→ **Available data**:
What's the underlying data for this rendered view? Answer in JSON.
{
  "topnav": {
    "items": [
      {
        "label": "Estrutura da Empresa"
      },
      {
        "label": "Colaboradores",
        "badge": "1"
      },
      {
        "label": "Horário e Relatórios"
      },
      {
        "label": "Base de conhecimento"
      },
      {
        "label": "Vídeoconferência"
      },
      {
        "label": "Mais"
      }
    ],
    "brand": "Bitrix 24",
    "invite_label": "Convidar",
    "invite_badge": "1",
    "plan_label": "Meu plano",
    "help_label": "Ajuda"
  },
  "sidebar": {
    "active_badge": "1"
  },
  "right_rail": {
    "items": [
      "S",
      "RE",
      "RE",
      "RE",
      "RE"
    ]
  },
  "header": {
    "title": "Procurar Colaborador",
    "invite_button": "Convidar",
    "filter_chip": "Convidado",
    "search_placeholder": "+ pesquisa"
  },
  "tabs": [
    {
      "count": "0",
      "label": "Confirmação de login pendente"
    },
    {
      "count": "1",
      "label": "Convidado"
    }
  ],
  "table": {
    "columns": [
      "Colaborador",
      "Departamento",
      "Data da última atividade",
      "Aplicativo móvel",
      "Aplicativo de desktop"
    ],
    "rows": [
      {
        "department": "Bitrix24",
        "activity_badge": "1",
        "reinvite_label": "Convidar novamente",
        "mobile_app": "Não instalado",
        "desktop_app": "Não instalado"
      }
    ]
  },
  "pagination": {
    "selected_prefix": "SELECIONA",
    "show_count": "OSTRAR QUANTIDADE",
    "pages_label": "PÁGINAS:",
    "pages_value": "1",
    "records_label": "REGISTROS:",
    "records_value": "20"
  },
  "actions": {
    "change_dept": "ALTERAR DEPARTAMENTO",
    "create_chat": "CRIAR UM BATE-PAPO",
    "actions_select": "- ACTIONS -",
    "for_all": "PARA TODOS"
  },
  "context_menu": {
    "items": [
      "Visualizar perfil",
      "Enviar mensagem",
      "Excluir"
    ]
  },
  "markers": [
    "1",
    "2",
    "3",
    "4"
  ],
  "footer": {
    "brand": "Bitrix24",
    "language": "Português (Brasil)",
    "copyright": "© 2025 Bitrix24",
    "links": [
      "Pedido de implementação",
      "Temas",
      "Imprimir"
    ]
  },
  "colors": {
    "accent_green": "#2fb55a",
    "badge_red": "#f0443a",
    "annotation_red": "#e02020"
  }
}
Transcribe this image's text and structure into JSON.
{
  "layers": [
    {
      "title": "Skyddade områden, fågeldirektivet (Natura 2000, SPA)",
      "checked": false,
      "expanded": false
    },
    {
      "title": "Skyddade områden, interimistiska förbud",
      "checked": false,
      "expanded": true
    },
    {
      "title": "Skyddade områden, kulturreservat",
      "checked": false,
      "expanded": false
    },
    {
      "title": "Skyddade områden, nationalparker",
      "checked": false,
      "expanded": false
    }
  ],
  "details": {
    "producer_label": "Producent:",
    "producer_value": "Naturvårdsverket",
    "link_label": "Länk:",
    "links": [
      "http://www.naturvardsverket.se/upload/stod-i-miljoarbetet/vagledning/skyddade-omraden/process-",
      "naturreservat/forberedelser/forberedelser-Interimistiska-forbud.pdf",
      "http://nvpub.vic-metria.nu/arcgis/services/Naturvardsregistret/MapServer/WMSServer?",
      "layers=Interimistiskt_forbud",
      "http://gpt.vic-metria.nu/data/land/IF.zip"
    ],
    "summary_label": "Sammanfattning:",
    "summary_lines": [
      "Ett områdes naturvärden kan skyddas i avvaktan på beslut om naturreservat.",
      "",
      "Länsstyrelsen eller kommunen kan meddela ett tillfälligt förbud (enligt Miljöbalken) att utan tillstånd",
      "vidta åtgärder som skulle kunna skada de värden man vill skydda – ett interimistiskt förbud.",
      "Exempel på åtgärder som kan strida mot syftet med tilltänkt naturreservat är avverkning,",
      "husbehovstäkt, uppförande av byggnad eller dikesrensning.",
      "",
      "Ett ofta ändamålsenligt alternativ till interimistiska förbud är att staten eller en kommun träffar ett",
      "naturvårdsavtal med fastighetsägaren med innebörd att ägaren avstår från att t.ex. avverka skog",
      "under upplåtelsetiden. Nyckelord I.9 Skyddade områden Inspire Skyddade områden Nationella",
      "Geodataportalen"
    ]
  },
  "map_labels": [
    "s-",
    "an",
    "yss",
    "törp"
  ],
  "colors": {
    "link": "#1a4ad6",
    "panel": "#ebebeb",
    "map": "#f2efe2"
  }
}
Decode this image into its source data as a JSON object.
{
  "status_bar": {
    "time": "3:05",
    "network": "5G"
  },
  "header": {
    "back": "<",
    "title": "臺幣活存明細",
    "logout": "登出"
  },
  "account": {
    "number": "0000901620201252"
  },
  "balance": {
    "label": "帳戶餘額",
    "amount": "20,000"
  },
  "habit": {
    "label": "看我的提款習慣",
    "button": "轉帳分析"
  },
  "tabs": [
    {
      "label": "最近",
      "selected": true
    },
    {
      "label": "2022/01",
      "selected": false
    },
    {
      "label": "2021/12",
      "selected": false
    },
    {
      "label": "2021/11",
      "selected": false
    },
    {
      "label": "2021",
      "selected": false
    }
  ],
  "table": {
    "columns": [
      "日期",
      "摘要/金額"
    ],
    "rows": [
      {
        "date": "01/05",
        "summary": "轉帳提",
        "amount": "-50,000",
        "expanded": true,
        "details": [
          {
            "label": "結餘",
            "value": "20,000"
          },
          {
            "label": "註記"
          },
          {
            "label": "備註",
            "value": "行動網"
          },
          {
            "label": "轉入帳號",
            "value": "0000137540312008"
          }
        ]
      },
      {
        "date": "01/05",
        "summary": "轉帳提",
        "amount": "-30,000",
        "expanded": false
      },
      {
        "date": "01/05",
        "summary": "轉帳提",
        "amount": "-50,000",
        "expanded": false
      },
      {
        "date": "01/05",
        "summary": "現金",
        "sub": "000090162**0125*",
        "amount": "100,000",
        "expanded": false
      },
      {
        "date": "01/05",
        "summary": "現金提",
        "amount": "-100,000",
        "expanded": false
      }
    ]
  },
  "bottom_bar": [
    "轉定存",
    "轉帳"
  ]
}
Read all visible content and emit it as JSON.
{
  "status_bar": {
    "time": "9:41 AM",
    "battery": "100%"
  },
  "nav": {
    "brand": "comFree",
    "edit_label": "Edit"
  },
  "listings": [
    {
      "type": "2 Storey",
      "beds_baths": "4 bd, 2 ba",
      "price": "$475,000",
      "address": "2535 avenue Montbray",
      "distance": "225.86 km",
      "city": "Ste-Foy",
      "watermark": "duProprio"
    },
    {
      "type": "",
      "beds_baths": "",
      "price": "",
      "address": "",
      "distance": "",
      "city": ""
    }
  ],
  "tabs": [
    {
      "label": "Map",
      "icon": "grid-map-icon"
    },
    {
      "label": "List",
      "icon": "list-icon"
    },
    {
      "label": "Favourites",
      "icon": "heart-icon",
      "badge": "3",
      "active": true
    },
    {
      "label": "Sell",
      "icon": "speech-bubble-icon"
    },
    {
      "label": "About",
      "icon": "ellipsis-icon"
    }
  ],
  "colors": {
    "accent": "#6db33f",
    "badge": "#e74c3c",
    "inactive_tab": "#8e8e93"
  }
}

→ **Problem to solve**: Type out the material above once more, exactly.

→ **Result**:
What's the underlying data for this rendered view? Answer in JSON.
{
  "topnav": {
    "items": [
      {
        "label": "Estrutura da Empresa"
      },
      {
        "label": "Colaboradores",
        "badge": "1"
      },
      {
        "label": "Horário e Relatórios"
      },
      {
        "label": "Base de conhecimento"
      },
      {
        "label": "Vídeoconferência"
      },
      {
        "label": "Mais"
      }
    ],
    "brand": "Bitrix 24",
    "invite_label": "Convidar",
    "invite_badge": "1",
    "plan_label": "Meu plano",
    "help_label": "Ajuda"
  },
  "sidebar": {
    "active_badge": "1"
  },
  "right_rail": {
    "items": [
      "S",
      "RE",
      "RE",
      "RE",
      "RE"
    ]
  },
  "header": {
    "title": "Procurar Colaborador",
    "invite_button": "Convidar",
    "filter_chip": "Convidado",
    "search_placeholder": "+ pesquisa"
  },
  "tabs": [
    {
      "count": "0",
      "label": "Confirmação de login pendente"
    },
    {
      "count": "1",
      "label": "Convidado"
    }
  ],
  "table": {
    "columns": [
      "Colaborador",
      "Departamento",
      "Data da última atividade",
      "Aplicativo móvel",
      "Aplicativo de desktop"
    ],
    "rows": [
      {
        "department": "Bitrix24",
        "activity_badge": "1",
        "reinvite_label": "Convidar novamente",
        "mobile_app": "Não instalado",
        "desktop_app": "Não instalado"
      }
    ]
  },
  "pagination": {
    "selected_prefix": "SELECIONA",
    "show_count": "OSTRAR QUANTIDADE",
    "pages_label": "PÁGINAS:",
    "pages_value": "1",
    "records_label": "REGISTROS:",
    "records_value": "20"
  },
  "actions": {
    "change_dept": "ALTERAR DEPARTAMENTO",
    "create_chat": "CRIAR UM BATE-PAPO",
    "actions_select": "- ACTIONS -",
    "for_all": "PARA TODOS"
  },
  "context_menu": {
    "items": [
      "Visualizar perfil",
      "Enviar mensagem",
      "Excluir"
    ]
  },
  "markers": [
    "1",
    "2",
    "3",
    "4"
  ],
  "footer": {
    "brand": "Bitrix24",
    "language": "Português (Brasil)",
    "copyright": "© 2025 Bitrix24",
    "links": [
      "Pedido de implementação",
      "Temas",
      "Imprimir"
    ]
  },
  "colors": {
    "accent_green": "#2fb55a",
    "badge_red": "#f0443a",
    "annotation_red": "#e02020"
  }
}
Transcribe this image's text and structure into JSON.
{
  "layers": [
    {
      "title": "Skyddade områden, fågeldirektivet (Natura 2000, SPA)",
      "checked": false,
      "expanded": false
    },
    {
      "title": "Skyddade områden, interimistiska förbud",
      "checked": false,
      "expanded": true
    },
    {
      "title": "Skyddade områden, kulturreservat",
      "checked": false,
      "expanded": false
    },
    {
      "title": "Skyddade områden, nationalparker",
      "checked": false,
      "expanded": false
    }
  ],
  "details": {
    "producer_label": "Producent:",
    "producer_value": "Naturvårdsverket",
    "link_label": "Länk:",
    "links": [
      "http://www.naturvardsverket.se/upload/stod-i-miljoarbetet/vagledning/skyddade-omraden/process-",
      "naturreservat/forberedelser/forberedelser-Interimistiska-forbud.pdf",
      "http://nvpub.vic-metria.nu/arcgis/services/Naturvardsregistret/MapServer/WMSServer?",
      "layers=Interimistiskt_forbud",
      "http://gpt.vic-metria.nu/data/land/IF.zip"
    ],
    "summary_label": "Sammanfattning:",
    "summary_lines": [
      "Ett områdes naturvärden kan skyddas i avvaktan på beslut om naturreservat.",
      "",
      "Länsstyrelsen eller kommunen kan meddela ett tillfälligt förbud (enligt Miljöbalken) att utan tillstånd",
      "vidta åtgärder som skulle kunna skada de värden man vill skydda – ett interimistiskt förbud.",
      "Exempel på åtgärder som kan strida mot syftet med tilltänkt naturreservat är avverkning,",
      "husbehovstäkt, uppförande av byggnad eller dikesrensning.",
      "",
      "Ett ofta ändamålsenligt alternativ till interimistiska förbud är att staten eller en kommun träffar ett",
      "naturvårdsavtal med fastighetsägaren med innebörd att ägaren avstår från att t.ex. avverka skog",
      "under upplåtelsetiden. Nyckelord I.9 Skyddade områden Inspire Skyddade områden Nationella",
      "Geodataportalen"
    ]
  },
  "map_labels": [
    "s-",
    "an",
    "yss",
    "törp"
  ],
  "colors": {
    "link": "#1a4ad6",
    "panel": "#ebebeb",
    "map": "#f2efe2"
  }
}
Decode this image into its source data as a JSON object.
{
  "status_bar": {
    "time": "3:05",
    "network": "5G"
  },
  "header": {
    "back": "<",
    "title": "臺幣活存明細",
    "logout": "登出"
  },
  "account": {
    "number": "0000901620201252"
  },
  "balance": {
    "label": "帳戶餘額",
    "amount": "20,000"
  },
  "habit": {
    "label": "看我的提款習慣",
    "button": "轉帳分析"
  },
  "tabs": [
    {
      "label": "最近",
      "selected": true
    },
    {
      "label": "2022/01",
      "selected": false
    },
    {
      "label": "2021/12",
      "selected": false
    },
    {
      "label": "2021/11",
      "selected": false
    },
    {
      "label": "2021",
      "selected": false
    }
  ],
  "table": {
    "columns": [
      "日期",
      "摘要/金額"
    ],
    "rows": [
      {
        "date": "01/05",
        "summary": "轉帳提",
        "amount": "-50,000",
        "expanded": true,
        "details": [
          {
            "label": "結餘",
            "value": "20,000"
          },
          {
            "label": "註記"
          },
          {
            "label": "備註",
            "value": "行動網"
          },
          {
            "label": "轉入帳號",
            "value": "0000137540312008"
          }
        ]
      },
      {
        "date": "01/05",
        "summary": "轉帳提",
        "amount": "-30,000",
        "expanded": false
      },
      {
        "date": "01/05",
        "summary": "轉帳提",
        "amount": "-50,000",
        "expanded": false
      },
      {
        "date": "01/05",
        "summary": "現金",
        "sub": "000090162**0125*",
        "amount": "100,000",
        "expanded": false
      },
      {
        "date": "01/05",
        "summary": "現金提",
        "amount": "-100,000",
        "expanded": false
      }
    ]
  },
  "bottom_bar": [
    "轉定存",
    "轉帳"
  ]
}
Read all visible content and emit it as JSON.
{
  "status_bar": {
    "time": "9:41 AM",
    "battery": "100%"
  },
  "nav": {
    "brand": "comFree",
    "edit_label": "Edit"
  },
  "listings": [
    {
      "type": "2 Storey",
      "beds_baths": "4 bd, 2 ba",
      "price": "$475,000",
      "address": "2535 avenue Montbray",
      "distance": "225.86 km",
      "city": "Ste-Foy",
      "watermark": "duProprio"
    },
    {
      "type": "",
      "beds_baths": "",
      "price": "",
      "address": "",
      "distance": "",
      "city": ""
    }
  ],
  "tabs": [
    {
      "label": "Map",
      "icon": "grid-map-icon"
    },
    {
      "label": "List",
      "icon": "list-icon"
    },
    {
      "label": "Favourites",
      "icon": "heart-icon",
      "badge": "3",
      "active": true
    },
    {
      "label": "Sell",
      "icon": "speech-bubble-icon"
    },
    {
      "label": "About",
      "icon": "ellipsis-icon"
    }
  ],
  "colors": {
    "accent": "#6db33f",
    "badge": "#e74c3c",
    "inactive_tab": "#8e8e93"
  }
}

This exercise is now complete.